PROBLEM TO WORK ON:
Look through the records that follow and state how many lines hold the word "이베리코", without adding anything.
>>>>
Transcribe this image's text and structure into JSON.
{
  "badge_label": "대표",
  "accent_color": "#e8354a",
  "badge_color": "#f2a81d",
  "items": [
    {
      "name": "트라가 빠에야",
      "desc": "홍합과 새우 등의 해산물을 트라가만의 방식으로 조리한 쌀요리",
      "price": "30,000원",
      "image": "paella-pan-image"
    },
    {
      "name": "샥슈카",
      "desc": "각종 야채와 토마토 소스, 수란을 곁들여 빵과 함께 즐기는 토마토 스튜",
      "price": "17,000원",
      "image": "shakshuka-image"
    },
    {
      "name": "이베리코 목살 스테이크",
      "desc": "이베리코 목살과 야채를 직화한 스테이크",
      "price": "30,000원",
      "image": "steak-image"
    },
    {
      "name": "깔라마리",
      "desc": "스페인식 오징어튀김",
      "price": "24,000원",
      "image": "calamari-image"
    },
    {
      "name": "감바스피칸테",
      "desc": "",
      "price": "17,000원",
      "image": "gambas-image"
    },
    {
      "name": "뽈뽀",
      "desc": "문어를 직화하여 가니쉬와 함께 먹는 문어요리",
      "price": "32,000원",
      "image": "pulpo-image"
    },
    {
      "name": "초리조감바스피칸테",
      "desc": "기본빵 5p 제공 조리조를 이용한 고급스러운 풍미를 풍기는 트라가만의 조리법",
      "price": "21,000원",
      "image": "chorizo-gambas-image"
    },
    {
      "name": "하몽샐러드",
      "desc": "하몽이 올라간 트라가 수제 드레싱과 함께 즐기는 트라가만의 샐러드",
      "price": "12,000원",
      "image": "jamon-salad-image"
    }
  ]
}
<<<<
TASK OUTPUT:
2